Google's Ivan Fratric, who published a detailed write-up about the vulnerability, also released proof-of-concept code.
He wrote that his analysis was based on 64-bit Internet Explorer running in single process mode on Windows Server 2012 R2.
This is the second bug that Google has disclosed since Microsoft missed its scheduled release of security fixes in February and said it would be next issuing patches only on 14 March.
Last week, as iTWire reported, Google disclosed details of a bug in the Windows graphic device interface library that can be exploited to read the contents of a user's memory.
Apart from these two bugs that are now public knowledge, a zero-day exploit that implements an SMB3 server and affects clients connecting to it is also in the public domain.
The Google disclosures happen automatically, 90 days after the vendor is notified. The write-ups by its engineers are timed to become public after this period.
Microsoft put off its February updates due to unknown reasons; the company was due to begin a new method of updates this month.
When asked, after the first Google bug disclosure, whether it would be issuing any patches out of schedule, Microsoft responded: "Windows is the only platform with a customer commitment to investigate reported security issues, and proactively update impacted devices.
"Our standard policy is to provide solutions via our current Update Tuesday schedule."
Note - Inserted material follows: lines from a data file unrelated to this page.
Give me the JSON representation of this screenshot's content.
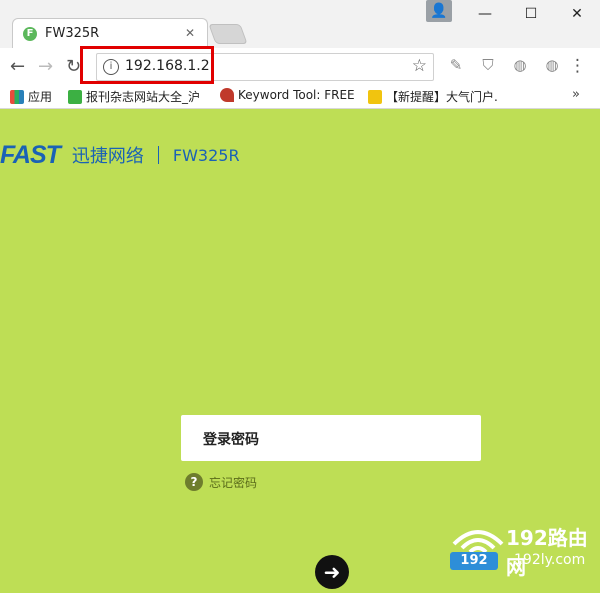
{
  "browser": {
    "tab_title": "FW325R",
    "tab_favicon_letter": "F",
    "url": "192.168.1.2",
    "bookmarks": [
      {
        "label": "应用"
      },
      {
        "label": "报刊杂志网站大全_沪"
      },
      {
        "label": "Keyword Tool: FREE"
      },
      {
        "label": "【新提醒】大气门户."
      }
    ],
    "more": "»"
  },
  "header": {
    "logo": "FAST",
    "brand": "迅捷网络",
    "model": "FW325R"
  },
  "login": {
    "password_placeholder": "登录密码",
    "forgot": "忘记密码"
  },
  "watermark": {
    "title": "192路由网",
    "domain": "192ly.com",
    "badge": "192"
  },
  "colors": {
    "page_bg": "#bede55",
    "brand_blue": "#1a62b5",
    "highlight_red": "#e10000"
  }
}
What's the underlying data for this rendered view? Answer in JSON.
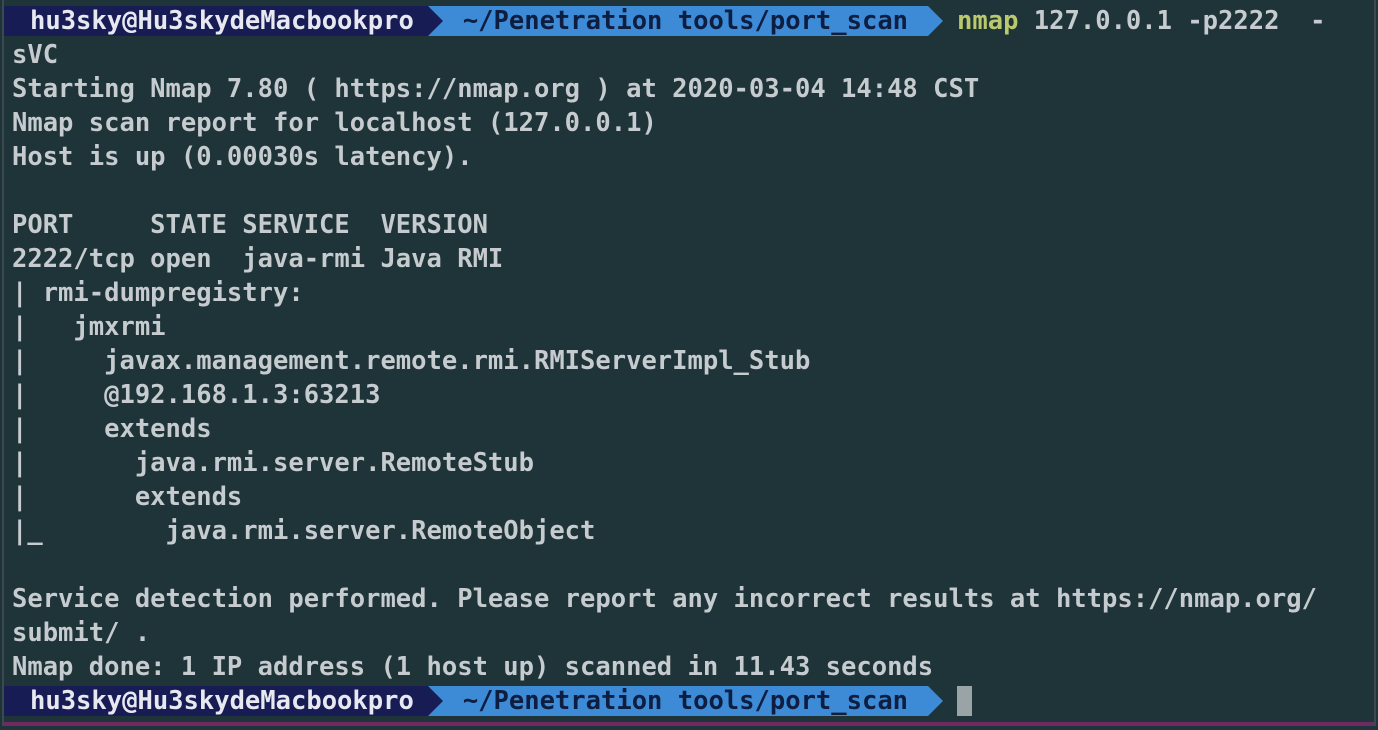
{
  "prompt": {
    "user_host": "hu3sky@Hu3skydeMacbookpro",
    "path": "~/Penetration tools/port_scan"
  },
  "command": {
    "name": "nmap",
    "args": " 127.0.0.1 -p2222  -"
  },
  "output_lines": [
    "sVC",
    "Starting Nmap 7.80 ( https://nmap.org ) at 2020-03-04 14:48 CST",
    "Nmap scan report for localhost (127.0.0.1)",
    "Host is up (0.00030s latency).",
    "",
    "PORT     STATE SERVICE  VERSION",
    "2222/tcp open  java-rmi Java RMI",
    "| rmi-dumpregistry:",
    "|   jmxrmi",
    "|     javax.management.remote.rmi.RMIServerImpl_Stub",
    "|     @192.168.1.3:63213",
    "|     extends",
    "|       java.rmi.server.RemoteStub",
    "|       extends",
    "|_        java.rmi.server.RemoteObject",
    "",
    "Service detection performed. Please report any incorrect results at https://nmap.org/",
    "submit/ .",
    "Nmap done: 1 IP address (1 host up) scanned in 11.43 seconds"
  ],
  "colors": {
    "background": "#1f3438",
    "user_segment": "#171c55",
    "path_segment": "#3d8ad6",
    "command_name": "#b9c96b",
    "text": "#c6cbcf"
  }
}
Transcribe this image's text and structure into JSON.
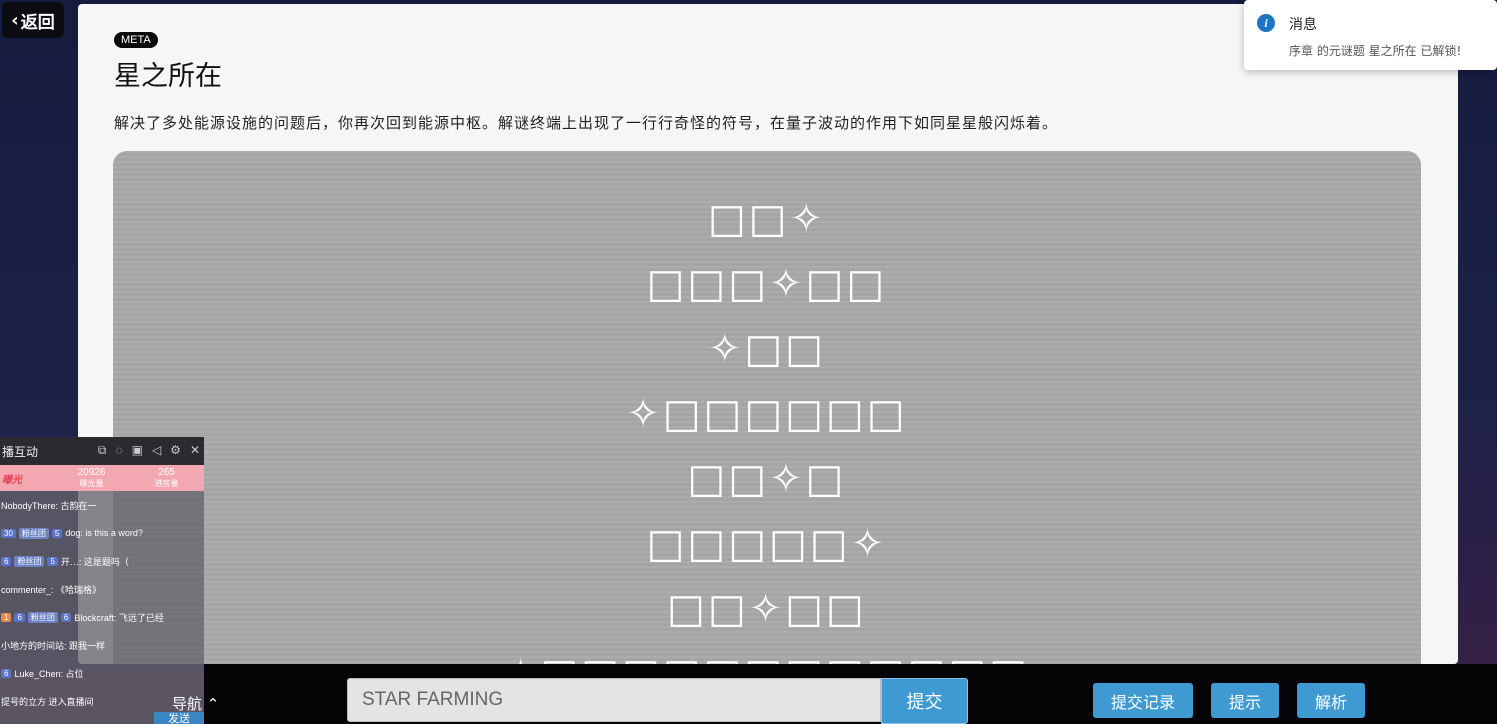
{
  "back": {
    "label": "返回"
  },
  "puzzle": {
    "tag": "META",
    "title": "星之所在",
    "description": "解决了多处能源设施的问题后，你再次回到能源中枢。解谜终端上出现了一行行奇怪的符号，在量子波动的作用下如同星星般闪烁着。",
    "rows": [
      "□□✧",
      "□□□✧□□",
      "✧□□",
      "✧□□□□□□",
      "□□✧□",
      "□□□□□✧",
      "□□✧□□",
      "✧□□□□□□□□□□□□"
    ]
  },
  "toast": {
    "title": "消息",
    "message": "序章 的元谜题 星之所在 已解锁!"
  },
  "chat": {
    "title": "播互动",
    "stats": {
      "label": "曝光",
      "views_value": "20926",
      "views_label": "曝光量",
      "enter_value": "265",
      "enter_label": "进房量"
    },
    "messages": [
      {
        "badges": [],
        "text": "NobodyThere: 古韵在一"
      },
      {
        "badges": [
          "30",
          "粉丝团",
          "5"
        ],
        "text": "dog: is this a word?"
      },
      {
        "badges": [
          "6",
          "粉丝团",
          "5"
        ],
        "text": "开…: 这是题吗（"
      },
      {
        "badges": [],
        "text": "commenter_: 《哈瑞格》"
      },
      {
        "badges": [
          "1",
          "6",
          "粉丝团",
          "6"
        ],
        "text": "Blockcraft: 飞远了已经"
      },
      {
        "badges": [],
        "text": "小地方的时间站: 跟我一样"
      },
      {
        "badges": [
          "6"
        ],
        "text": "Luke_Chen: 占位"
      },
      {
        "badges": [],
        "text": "提号的立方 进入直播间"
      }
    ],
    "send_label": "发送"
  },
  "nav": {
    "label": "导航"
  },
  "answer": {
    "value": "STAR FARMING",
    "submit_label": "提交"
  },
  "actions": {
    "history_label": "提交记录",
    "hint_label": "提示",
    "solution_label": "解析"
  }
}
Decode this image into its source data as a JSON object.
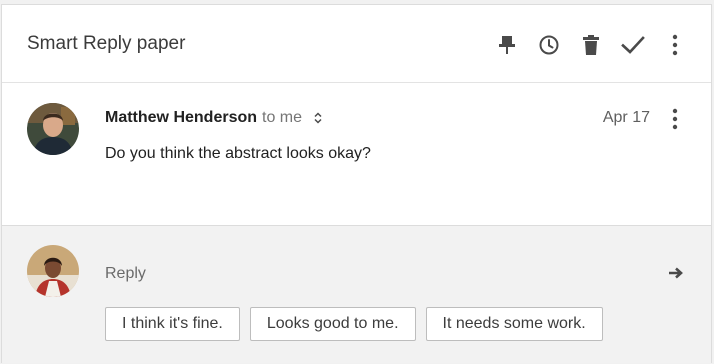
{
  "thread": {
    "subject": "Smart Reply paper"
  },
  "toolbar": {
    "actions": [
      {
        "name": "pin",
        "icon": "pin-icon"
      },
      {
        "name": "snooze",
        "icon": "clock-icon"
      },
      {
        "name": "delete",
        "icon": "trash-icon"
      },
      {
        "name": "done",
        "icon": "checkmark-icon"
      },
      {
        "name": "more",
        "icon": "more-vertical-icon"
      }
    ]
  },
  "message": {
    "sender": "Matthew Henderson",
    "recipient": "to me",
    "date": "Apr 17",
    "body": "Do you think the abstract looks okay?",
    "expand_icon": "expand-toggle-icon",
    "more_icon": "more-vertical-icon"
  },
  "reply": {
    "label": "Reply",
    "send_icon": "send-arrow-icon",
    "suggestions": [
      "I think it's fine.",
      "Looks good to me.",
      "It needs some work."
    ]
  },
  "colors": {
    "page_background": "#f1f1f1",
    "card_background": "#ffffff",
    "reply_background": "#f2f2f2",
    "text_primary": "#212121",
    "text_secondary": "#757575",
    "icon": "#4a4a4a",
    "chip_border": "#bdbdbd"
  }
}
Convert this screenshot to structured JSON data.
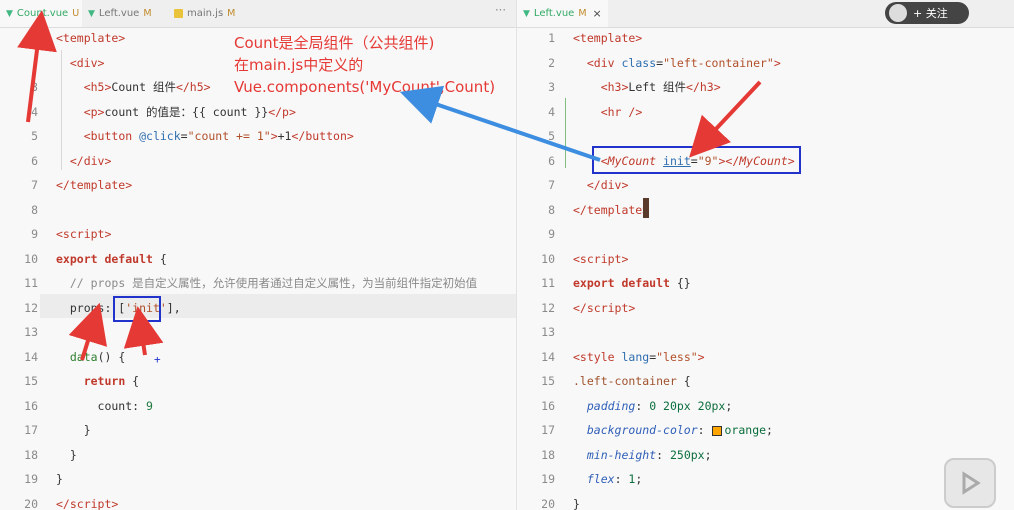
{
  "left": {
    "tabs": [
      {
        "label": "Count.vue",
        "badge": "U",
        "type": "vue",
        "active": true
      },
      {
        "label": "Left.vue",
        "badge": "M",
        "type": "vue",
        "active": false
      },
      {
        "label": "main.js",
        "badge": "M",
        "type": "js",
        "active": false
      }
    ],
    "more": "···",
    "lines": [
      {
        "num": "",
        "html": "<span class='t'>&lt;template&gt;</span>"
      },
      {
        "num": "",
        "html": "  <span class='t'>&lt;div&gt;</span>"
      },
      {
        "num": "3",
        "html": "    <span class='t'>&lt;h5&gt;</span>Count 组件<span class='t'>&lt;/h5&gt;</span>"
      },
      {
        "num": "4",
        "html": "    <span class='t'>&lt;p&gt;</span>count 的值是：{{ count }}<span class='t'>&lt;/p&gt;</span>"
      },
      {
        "num": "5",
        "html": "    <span class='t'>&lt;button</span> <span class='a'>@click</span>=<span class='s'>\"count += 1\"</span><span class='t'>&gt;</span>+1<span class='t'>&lt;/button&gt;</span>"
      },
      {
        "num": "6",
        "html": "  <span class='t'>&lt;/div&gt;</span>"
      },
      {
        "num": "7",
        "html": "<span class='t'>&lt;/template&gt;</span>"
      },
      {
        "num": "8",
        "html": ""
      },
      {
        "num": "9",
        "html": "<span class='t'>&lt;script&gt;</span>"
      },
      {
        "num": "10",
        "html": "<span class='k'>export default</span> {"
      },
      {
        "num": "11",
        "html": "  <span class='c'>// props 是自定义属性，允许使用者通过自定义属性，为当前组件指定初始值</span>"
      },
      {
        "num": "12",
        "html": "  props: [<span class='s'>'init'</span>],"
      },
      {
        "num": "13",
        "html": ""
      },
      {
        "num": "14",
        "html": "  <span class='f'>data</span>() {"
      },
      {
        "num": "15",
        "html": "    <span class='k'>return</span> {"
      },
      {
        "num": "16",
        "html": "      count: <span class='n'>9</span>"
      },
      {
        "num": "17",
        "html": "    }"
      },
      {
        "num": "18",
        "html": "  }"
      },
      {
        "num": "19",
        "html": "}"
      },
      {
        "num": "20",
        "html": "<span class='t'>&lt;/script&gt;</span>"
      }
    ]
  },
  "right": {
    "tabs": [
      {
        "label": "Left.vue",
        "badge": "M",
        "type": "vue",
        "active": true
      }
    ],
    "lines": [
      {
        "num": "1",
        "html": "<span class='t'>&lt;template&gt;</span>"
      },
      {
        "num": "2",
        "html": "  <span class='t'>&lt;div</span> <span class='a'>class</span>=<span class='s'>\"left-container\"</span><span class='t'>&gt;</span>"
      },
      {
        "num": "3",
        "html": "    <span class='t'>&lt;h3&gt;</span>Left 组件<span class='t'>&lt;/h3&gt;</span>"
      },
      {
        "num": "4",
        "html": "    <span class='t'>&lt;hr /&gt;</span>"
      },
      {
        "num": "5",
        "html": ""
      },
      {
        "num": "6",
        "html": "    <span class='t'>&lt;<i>MyCount</i></span> <span class='a' style='text-decoration:underline'>init</span>=<span class='s'>\"9\"</span><span class='t'>&gt;&lt;/<i>MyCount</i>&gt;</span>"
      },
      {
        "num": "7",
        "html": "  <span class='t'>&lt;/div&gt;</span>"
      },
      {
        "num": "8",
        "html": "<span class='t'>&lt;/template&gt;</span>"
      },
      {
        "num": "9",
        "html": ""
      },
      {
        "num": "10",
        "html": "<span class='t'>&lt;script&gt;</span>"
      },
      {
        "num": "11",
        "html": "<span class='k'>export default</span> {}"
      },
      {
        "num": "12",
        "html": "<span class='t'>&lt;/script&gt;</span>"
      },
      {
        "num": "13",
        "html": ""
      },
      {
        "num": "14",
        "html": "<span class='t'>&lt;style</span> <span class='a'>lang</span>=<span class='s'>\"less\"</span><span class='t'>&gt;</span>"
      },
      {
        "num": "15",
        "html": "<span class='sel'>.left-container</span> {"
      },
      {
        "num": "16",
        "html": "  <span class='p'>padding</span>: <span class='v'>0 20px 20px</span>;"
      },
      {
        "num": "17",
        "html": "  <span class='p'>background-color</span>: <span class='swatch'></span><span class='v'>orange</span>;"
      },
      {
        "num": "18",
        "html": "  <span class='p'>min-height</span>: <span class='v'>250px</span>;"
      },
      {
        "num": "19",
        "html": "  <span class='p'>flex</span>: <span class='v'>1</span>;"
      },
      {
        "num": "20",
        "html": "}"
      }
    ]
  },
  "annotation": {
    "lines": [
      "Count是全局组件（公共组件)",
      "在main.js中定义的",
      "Vue.components('MyCount',Count)"
    ]
  },
  "overlay": {
    "follow_label": "+ 关注"
  }
}
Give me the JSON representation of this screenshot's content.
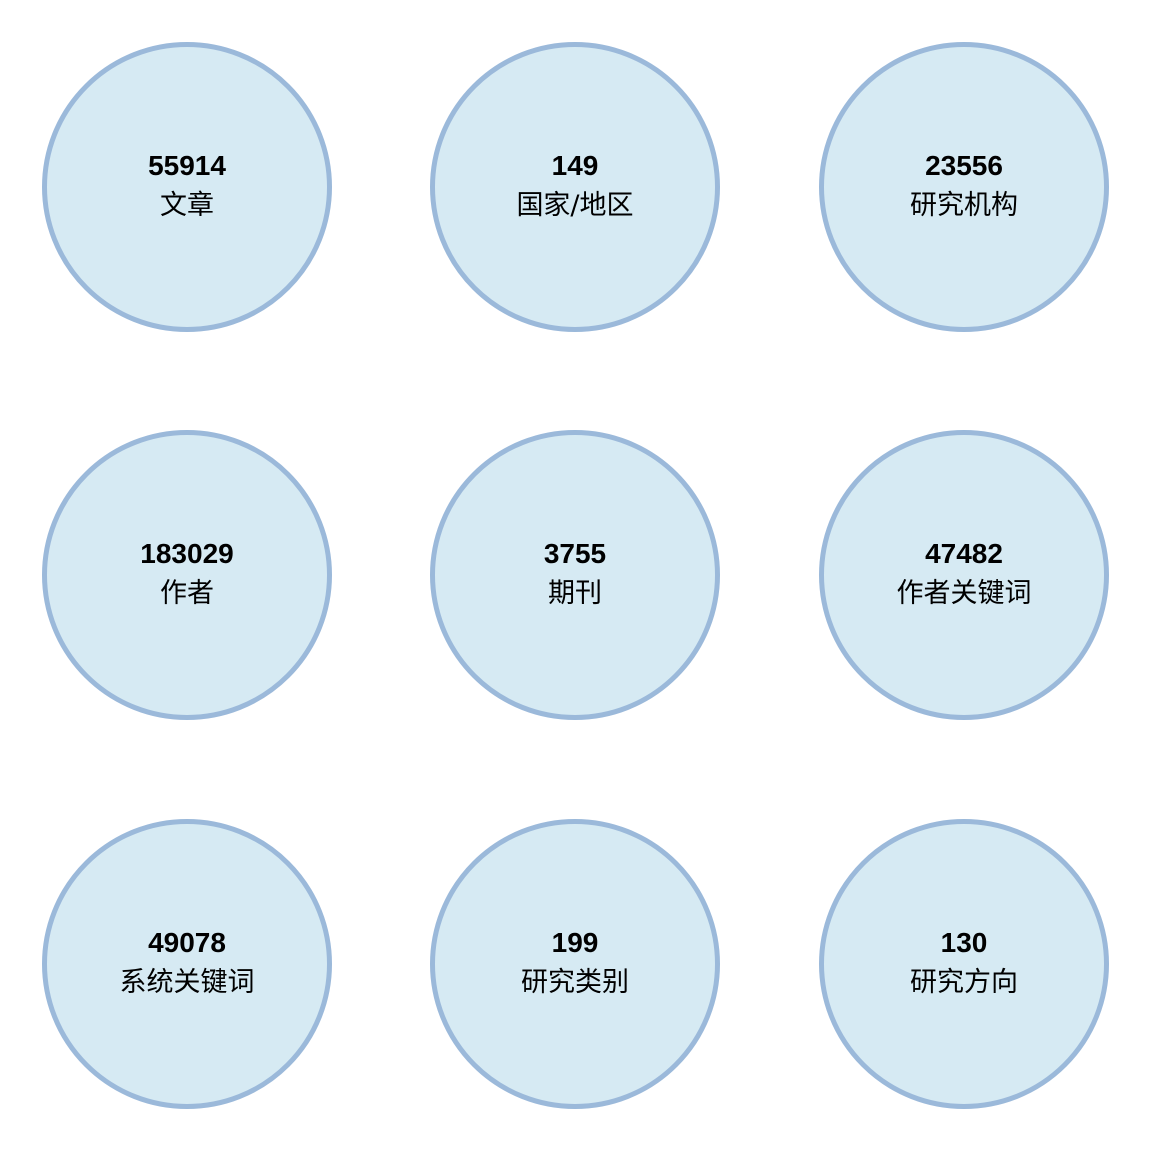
{
  "colors": {
    "bubble_fill": "#d6eaf3",
    "bubble_border": "#9bb9da",
    "text": "#000000"
  },
  "stats": [
    {
      "value": "55914",
      "label": "文章"
    },
    {
      "value": "149",
      "label": "国家/地区"
    },
    {
      "value": "23556",
      "label": "研究机构"
    },
    {
      "value": "183029",
      "label": "作者"
    },
    {
      "value": "3755",
      "label": "期刊"
    },
    {
      "value": "47482",
      "label": "作者关键词"
    },
    {
      "value": "49078",
      "label": "系统关键词"
    },
    {
      "value": "199",
      "label": "研究类别"
    },
    {
      "value": "130",
      "label": "研究方向"
    }
  ]
}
About 400 million PCs run Windows 10, a system on which the new Edge browser is present.